“When a black girl succeeds or accomplishes something it has a huge impact on young black girls and shows them that they’re capable of being amazing. Black girls are just breaking barriers.”
Felton has enjoyed being a part of the Youth Black History Reality Program because it’s allowed her to express herself creatively and be surrounded with people she loves.
“The Youth Reality Program allows young black minds to express themselves,” Felton said. “It gives us a chance to learn about who we are and be who we are.”
Felton hopes to teach others that no matter what your dream is you can achieve it, to be kind, and to love yourself fully. She will be attending Arizona State University, majoring in elementary education, and will be on the track team.
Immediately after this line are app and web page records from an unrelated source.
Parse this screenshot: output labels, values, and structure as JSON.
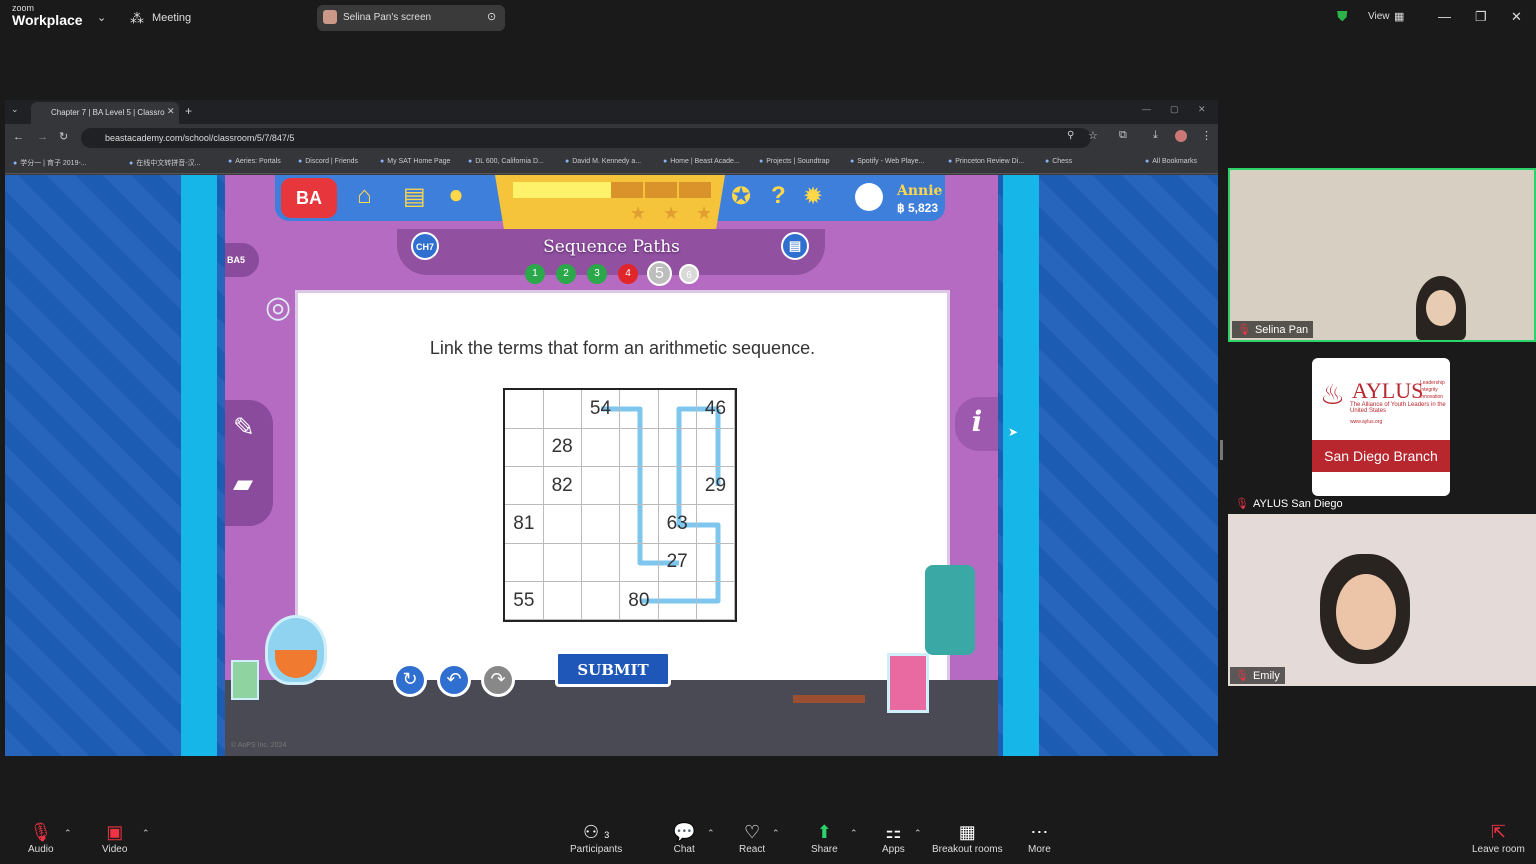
{
  "zoom": {
    "brand_small": "zoom",
    "brand": "Workplace",
    "meeting_label": "Meeting",
    "screen_share_label": "Selina Pan's screen",
    "view_label": "View"
  },
  "browser": {
    "tab_title": "Chapter 7 | BA Level 5 | Classro",
    "url": "beastacademy.com/school/classroom/5/7/847/5",
    "bookmarks": [
      "学分一 | 育子 2019-...",
      "在线中文转拼音-汉...",
      "Aeries: Portals",
      "Discord | Friends",
      "My SAT Home Page",
      "DL 600, California D...",
      "David M. Kennedy a...",
      "Home | Beast Acade...",
      "Projects | Soundtrap",
      "Spotify - Web Playe...",
      "Princeton Review Di...",
      "Chess",
      "All Bookmarks"
    ]
  },
  "game": {
    "logo": "BA",
    "user_name": "Annie",
    "user_bucks": "฿ 5,823",
    "chapter_badge": "CH7",
    "side_badge": "BA5",
    "title": "Sequence Paths",
    "levels": [
      {
        "label": "1",
        "status": "done"
      },
      {
        "label": "2",
        "status": "done"
      },
      {
        "label": "3",
        "status": "done"
      },
      {
        "label": "4",
        "status": "failed"
      },
      {
        "label": "5",
        "status": "current"
      },
      {
        "label": "6",
        "status": "locked"
      }
    ],
    "prompt": "Link the terms that form an arithmetic sequence.",
    "grid_rows": [
      [
        "",
        "",
        "54",
        "",
        "",
        "46"
      ],
      [
        "",
        "28",
        "",
        "",
        "",
        ""
      ],
      [
        "",
        "82",
        "",
        "",
        "",
        "29"
      ],
      [
        "81",
        "",
        "",
        "",
        "63",
        ""
      ],
      [
        "",
        "",
        "",
        "",
        "27",
        ""
      ],
      [
        "55",
        "",
        "",
        "80",
        "",
        ""
      ]
    ],
    "submit_label": "SUBMIT",
    "info_label": "i",
    "copyright": "© AoPS Inc. 2024",
    "colors": {
      "path": "#7ec6ee",
      "done": "#2aa84a",
      "failed": "#e0262a",
      "current": "#bdbdbd",
      "locked": "#d9d9d9"
    }
  },
  "participants_videos": [
    {
      "name": "Selina Pan"
    },
    {
      "name": "AYLUS San Diego"
    },
    {
      "name": "Emily"
    }
  ],
  "aylus_card": {
    "title": "AYLUS",
    "tag1": "Leadership",
    "tag2": "Integrity",
    "tag3": "Innovation",
    "subtitle": "The Alliance of Youth Leaders in the United States",
    "site": "www.aylus.org",
    "branch": "San Diego Branch"
  },
  "toolbar": {
    "audio": "Audio",
    "video": "Video",
    "participants": "Participants",
    "participants_count": "3",
    "chat": "Chat",
    "react": "React",
    "share": "Share",
    "apps": "Apps",
    "breakout": "Breakout rooms",
    "more": "More",
    "leave": "Leave room"
  }
}
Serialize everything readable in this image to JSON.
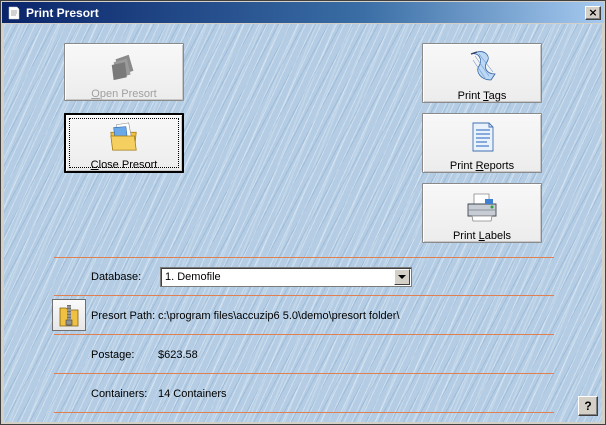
{
  "window": {
    "title": "Print Presort",
    "close_glyph": "×"
  },
  "buttons": {
    "open_presort": {
      "prefix": "",
      "hotkey": "O",
      "suffix": "pen Presort",
      "icon": "stack-gray-icon",
      "enabled": false
    },
    "close_presort": {
      "prefix": "",
      "hotkey": "C",
      "suffix": "lose Presort",
      "icon": "folder-docs-icon",
      "enabled": true
    },
    "print_tags": {
      "prefix": "Print ",
      "hotkey": "T",
      "suffix": "ags",
      "icon": "tag-sheet-icon",
      "enabled": true
    },
    "print_reports": {
      "prefix": "Print ",
      "hotkey": "R",
      "suffix": "eports",
      "icon": "report-document-icon",
      "enabled": true
    },
    "print_labels": {
      "prefix": "Print ",
      "hotkey": "L",
      "suffix": "abels",
      "icon": "printer-icon",
      "enabled": true
    }
  },
  "fields": {
    "database_label": "Database:",
    "database_value": "1. Demofile",
    "presort_path_label": "Presort Path:",
    "presort_path_value": "c:\\program files\\accuzip6 5.0\\demo\\presort folder\\",
    "postage_label": "Postage:",
    "postage_value": "$623.58",
    "containers_label": "Containers:",
    "containers_value": "14 Containers"
  },
  "help": {
    "label": "?"
  },
  "colors": {
    "title_gradient_start": "#0a246a",
    "separator": "#e08050",
    "background_pattern": "#b4cde4"
  }
}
The third scholarship recipient was Oslyn Bryant, a graduate from FPC. Bryant has been a part of the Reality Program for 10 years and was awarded the Dr. Marilyn Trigg Price scholarship for $1,000 and also received a $3,000 scholarship from the AACS. She believes her passion makes her stand out from the crowd. She wants to own an art studio one day.
“I’ve always executed a sense of pride and appreciation for being black. I’m proud to be a black girl.”
Oslyn enjoyed being a part of the Youth Black History Reality Program because it allowed the black youth to project their voices, find role models, and learn their true history.
“The program helped me to learn about my own people, my ancestry,” Bryant said, “It’s something a lot of African American kids should be able to experience because understanding who we are as black people is important.”
Bryant hopes to teach others that you should never be ashamed of your blackness. Have passion and excitement for being who you are — any type of you is OK, she said.
She will be attending Daytona State College, for business and art classes. Then she plans to transfer to Savannah College Of Art And Design to further pursue art. To the members and committee of the Reality Program and AACS, Bryant said, “Thank you for this wonderful experience of growing up black and a woman, empowering young black women such as myself.”